-- DATA PROVIDED follows --

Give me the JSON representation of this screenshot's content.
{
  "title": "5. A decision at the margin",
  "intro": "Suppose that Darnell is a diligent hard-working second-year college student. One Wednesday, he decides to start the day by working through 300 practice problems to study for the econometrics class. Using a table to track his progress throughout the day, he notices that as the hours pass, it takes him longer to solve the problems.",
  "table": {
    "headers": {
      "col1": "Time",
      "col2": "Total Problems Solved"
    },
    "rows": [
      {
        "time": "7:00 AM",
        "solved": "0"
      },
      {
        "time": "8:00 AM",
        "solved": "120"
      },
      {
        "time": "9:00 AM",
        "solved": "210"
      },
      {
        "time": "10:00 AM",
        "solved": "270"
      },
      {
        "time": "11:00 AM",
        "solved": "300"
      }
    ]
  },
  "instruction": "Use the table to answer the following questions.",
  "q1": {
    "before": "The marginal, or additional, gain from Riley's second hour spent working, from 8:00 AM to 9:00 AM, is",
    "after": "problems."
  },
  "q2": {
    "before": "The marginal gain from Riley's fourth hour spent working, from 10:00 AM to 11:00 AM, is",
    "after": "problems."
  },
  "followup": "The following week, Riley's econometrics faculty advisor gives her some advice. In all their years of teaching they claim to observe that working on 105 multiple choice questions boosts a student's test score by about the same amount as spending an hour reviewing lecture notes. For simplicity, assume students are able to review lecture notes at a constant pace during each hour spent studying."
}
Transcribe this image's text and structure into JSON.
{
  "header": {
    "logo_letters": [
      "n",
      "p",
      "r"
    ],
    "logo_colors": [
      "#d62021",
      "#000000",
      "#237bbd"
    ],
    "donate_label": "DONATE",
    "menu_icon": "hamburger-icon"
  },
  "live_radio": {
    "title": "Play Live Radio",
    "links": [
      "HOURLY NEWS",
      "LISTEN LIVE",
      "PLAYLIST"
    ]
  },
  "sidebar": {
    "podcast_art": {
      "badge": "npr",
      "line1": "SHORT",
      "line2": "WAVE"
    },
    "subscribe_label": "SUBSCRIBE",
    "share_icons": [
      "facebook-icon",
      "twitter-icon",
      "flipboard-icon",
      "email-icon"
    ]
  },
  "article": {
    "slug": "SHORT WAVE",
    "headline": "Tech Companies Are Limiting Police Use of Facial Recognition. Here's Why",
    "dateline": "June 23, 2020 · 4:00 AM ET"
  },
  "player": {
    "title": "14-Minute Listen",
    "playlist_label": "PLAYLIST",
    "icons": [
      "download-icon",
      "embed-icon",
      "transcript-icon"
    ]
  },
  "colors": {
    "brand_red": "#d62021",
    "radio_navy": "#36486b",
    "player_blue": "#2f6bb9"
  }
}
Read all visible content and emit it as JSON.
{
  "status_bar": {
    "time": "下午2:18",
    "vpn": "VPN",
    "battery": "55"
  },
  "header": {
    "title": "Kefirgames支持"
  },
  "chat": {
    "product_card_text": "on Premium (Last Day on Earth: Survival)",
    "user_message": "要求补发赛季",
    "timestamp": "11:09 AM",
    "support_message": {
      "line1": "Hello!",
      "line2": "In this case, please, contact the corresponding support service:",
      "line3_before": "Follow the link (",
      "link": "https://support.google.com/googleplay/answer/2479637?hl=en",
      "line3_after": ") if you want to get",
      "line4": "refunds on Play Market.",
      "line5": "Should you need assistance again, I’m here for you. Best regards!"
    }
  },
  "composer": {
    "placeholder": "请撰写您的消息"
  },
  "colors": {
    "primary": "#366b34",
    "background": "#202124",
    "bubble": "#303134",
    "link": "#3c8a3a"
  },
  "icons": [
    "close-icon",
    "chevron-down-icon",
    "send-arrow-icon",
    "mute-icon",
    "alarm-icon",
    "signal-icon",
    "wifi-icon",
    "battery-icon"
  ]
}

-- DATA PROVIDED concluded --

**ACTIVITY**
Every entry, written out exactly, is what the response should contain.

**RESULT**
Give me the JSON representation of this screenshot's content.
{
  "title": "5. A decision at the margin",
  "intro": "Suppose that Darnell is a diligent hard-working second-year college student. One Wednesday, he decides to start the day by working through 300 practice problems to study for the econometrics class. Using a table to track his progress throughout the day, he notices that as the hours pass, it takes him longer to solve the problems.",
  "table": {
    "headers": {
      "col1": "Time",
      "col2": "Total Problems Solved"
    },
    "rows": [
      {
        "time": "7:00 AM",
        "solved": "0"
      },
      {
        "time": "8:00 AM",
        "solved": "120"
      },
      {
        "time": "9:00 AM",
        "solved": "210"
      },
      {
        "time": "10:00 AM",
        "solved": "270"
      },
      {
        "time": "11:00 AM",
        "solved": "300"
      }
    ]
  },
  "instruction": "Use the table to answer the following questions.",
  "q1": {
    "before": "The marginal, or additional, gain from Riley's second hour spent working, from 8:00 AM to 9:00 AM, is",
    "after": "problems."
  },
  "q2": {
    "before": "The marginal gain from Riley's fourth hour spent working, from 10:00 AM to 11:00 AM, is",
    "after": "problems."
  },
  "followup": "The following week, Riley's econometrics faculty advisor gives her some advice. In all their years of teaching they claim to observe that working on 105 multiple choice questions boosts a student's test score by about the same amount as spending an hour reviewing lecture notes. For simplicity, assume students are able to review lecture notes at a constant pace during each hour spent studying."
}
Transcribe this image's text and structure into JSON.
{
  "header": {
    "logo_letters": [
      "n",
      "p",
      "r"
    ],
    "logo_colors": [
      "#d62021",
      "#000000",
      "#237bbd"
    ],
    "donate_label": "DONATE",
    "menu_icon": "hamburger-icon"
  },
  "live_radio": {
    "title": "Play Live Radio",
    "links": [
      "HOURLY NEWS",
      "LISTEN LIVE",
      "PLAYLIST"
    ]
  },
  "sidebar": {
    "podcast_art": {
      "badge": "npr",
      "line1": "SHORT",
      "line2": "WAVE"
    },
    "subscribe_label": "SUBSCRIBE",
    "share_icons": [
      "facebook-icon",
      "twitter-icon",
      "flipboard-icon",
      "email-icon"
    ]
  },
  "article": {
    "slug": "SHORT WAVE",
    "headline": "Tech Companies Are Limiting Police Use of Facial Recognition. Here's Why",
    "dateline": "June 23, 2020 · 4:00 AM ET"
  },
  "player": {
    "title": "14-Minute Listen",
    "playlist_label": "PLAYLIST",
    "icons": [
      "download-icon",
      "embed-icon",
      "transcript-icon"
    ]
  },
  "colors": {
    "brand_red": "#d62021",
    "radio_navy": "#36486b",
    "player_blue": "#2f6bb9"
  }
}
Read all visible content and emit it as JSON.
{
  "status_bar": {
    "time": "下午2:18",
    "vpn": "VPN",
    "battery": "55"
  },
  "header": {
    "title": "Kefirgames支持"
  },
  "chat": {
    "product_card_text": "on Premium (Last Day on Earth: Survival)",
    "user_message": "要求补发赛季",
    "timestamp": "11:09 AM",
    "support_message": {
      "line1": "Hello!",
      "line2": "In this case, please, contact the corresponding support service:",
      "line3_before": "Follow the link (",
      "link": "https://support.google.com/googleplay/answer/2479637?hl=en",
      "line3_after": ") if you want to get",
      "line4": "refunds on Play Market.",
      "line5": "Should you need assistance again, I’m here for you. Best regards!"
    }
  },
  "composer": {
    "placeholder": "请撰写您的消息"
  },
  "colors": {
    "primary": "#366b34",
    "background": "#202124",
    "bubble": "#303134",
    "link": "#3c8a3a"
  },
  "icons": [
    "close-icon",
    "chevron-down-icon",
    "send-arrow-icon",
    "mute-icon",
    "alarm-icon",
    "signal-icon",
    "wifi-icon",
    "battery-icon"
  ]
}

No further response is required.